____ Material to process

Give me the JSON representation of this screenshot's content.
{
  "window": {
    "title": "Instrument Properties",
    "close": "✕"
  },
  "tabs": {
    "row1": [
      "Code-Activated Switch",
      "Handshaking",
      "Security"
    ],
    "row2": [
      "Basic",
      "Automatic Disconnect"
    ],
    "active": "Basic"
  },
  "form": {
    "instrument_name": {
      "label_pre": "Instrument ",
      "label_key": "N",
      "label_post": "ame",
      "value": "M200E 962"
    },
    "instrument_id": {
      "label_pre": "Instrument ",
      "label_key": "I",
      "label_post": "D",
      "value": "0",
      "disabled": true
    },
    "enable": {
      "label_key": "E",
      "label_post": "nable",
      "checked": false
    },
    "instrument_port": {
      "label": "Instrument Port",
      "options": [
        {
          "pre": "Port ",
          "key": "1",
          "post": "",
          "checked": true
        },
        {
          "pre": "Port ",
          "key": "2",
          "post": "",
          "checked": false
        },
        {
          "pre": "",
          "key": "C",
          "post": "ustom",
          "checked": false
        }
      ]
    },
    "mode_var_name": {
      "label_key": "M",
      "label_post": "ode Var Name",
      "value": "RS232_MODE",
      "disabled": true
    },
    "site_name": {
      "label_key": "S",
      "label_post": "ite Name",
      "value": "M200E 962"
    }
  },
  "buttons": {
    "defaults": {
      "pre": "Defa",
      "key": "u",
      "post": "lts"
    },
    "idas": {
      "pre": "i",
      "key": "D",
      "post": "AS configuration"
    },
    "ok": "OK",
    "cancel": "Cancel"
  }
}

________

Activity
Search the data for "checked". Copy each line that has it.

Exercise response
      "checked": false
          "checked": true
          "checked": false
          "checked": false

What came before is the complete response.